Element data from apps and pages:
....
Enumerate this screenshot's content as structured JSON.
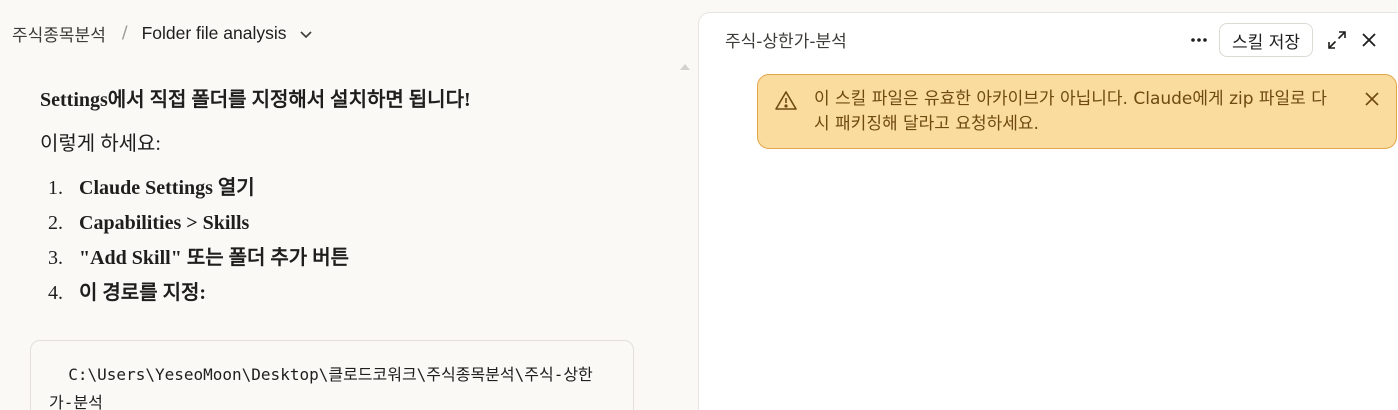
{
  "breadcrumb": {
    "project": "주식종목분석",
    "separator": "/",
    "conversation_title": "Folder file analysis"
  },
  "message": {
    "heading": "Settings에서 직접 폴더를 지정해서 설치하면 됩니다!",
    "intro": "이렇게 하세요:",
    "steps": [
      {
        "num": "1.",
        "text": "Claude Settings 열기"
      },
      {
        "num": "2.",
        "text": "Capabilities > Skills"
      },
      {
        "num": "3.",
        "text": "\"Add Skill\" 또는 폴더 추가 버튼"
      },
      {
        "num": "4.",
        "text": "이 경로를 지정:"
      }
    ],
    "code": "  C:\\Users\\YeseoMoon\\Desktop\\클로드코워크\\주식종목분석\\주식-상한가-분석"
  },
  "panel": {
    "title": "주식-상한가-분석",
    "save_label": "스킬 저장",
    "toast_message": "이 스킬 파일은 유효한 아카이브가 아닙니다. Claude에게 zip 파일로 다시 패키징해 달라고 요청하세요."
  },
  "colors": {
    "toast_bg": "#fbdc9f",
    "toast_border": "#e2a64a",
    "toast_text": "#6e4a11"
  },
  "icons": [
    "chevron-down-icon",
    "more-icon",
    "expand-icon",
    "close-icon",
    "warning-icon",
    "close-toast-icon"
  ]
}
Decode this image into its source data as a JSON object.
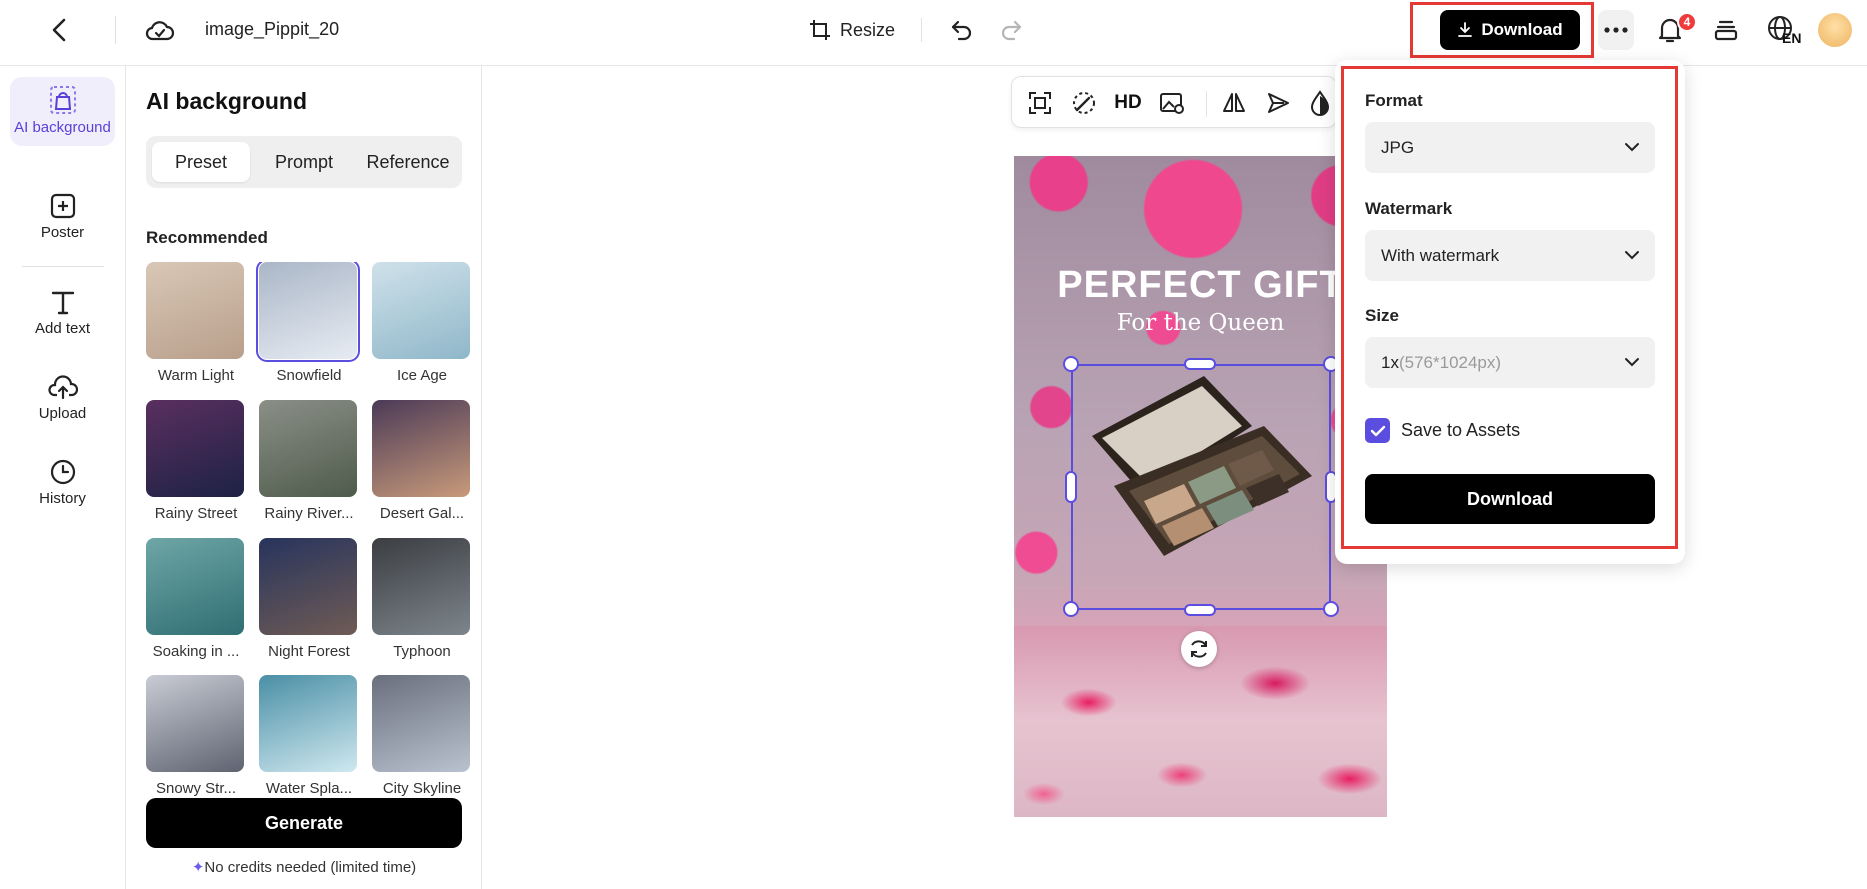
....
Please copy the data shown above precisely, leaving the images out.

**WRITTEN RESPONSE**
Enumerate this screenshot's content as structured JSON.
{
  "breadcrumb": {
    "project": "주식종목분석",
    "separator": "/",
    "conversation_title": "Folder file analysis"
  },
  "message": {
    "heading": "Settings에서 직접 폴더를 지정해서 설치하면 됩니다!",
    "intro": "이렇게 하세요:",
    "steps": [
      {
        "num": "1.",
        "text": "Claude Settings 열기"
      },
      {
        "num": "2.",
        "text": "Capabilities > Skills"
      },
      {
        "num": "3.",
        "text": "\"Add Skill\" 또는 폴더 추가 버튼"
      },
      {
        "num": "4.",
        "text": "이 경로를 지정:"
      }
    ],
    "code": "  C:\\Users\\YeseoMoon\\Desktop\\클로드코워크\\주식종목분석\\주식-상한가-분석"
  },
  "panel": {
    "title": "주식-상한가-분석",
    "save_label": "스킬 저장",
    "toast_message": "이 스킬 파일은 유효한 아카이브가 아닙니다. Claude에게 zip 파일로 다시 패키징해 달라고 요청하세요."
  },
  "colors": {
    "toast_bg": "#fbdc9f",
    "toast_border": "#e2a64a",
    "toast_text": "#6e4a11"
  },
  "icons": [
    "chevron-down-icon",
    "more-icon",
    "expand-icon",
    "close-icon",
    "warning-icon",
    "close-toast-icon"
  ]
}
Decode this image into its source data as a JSON object.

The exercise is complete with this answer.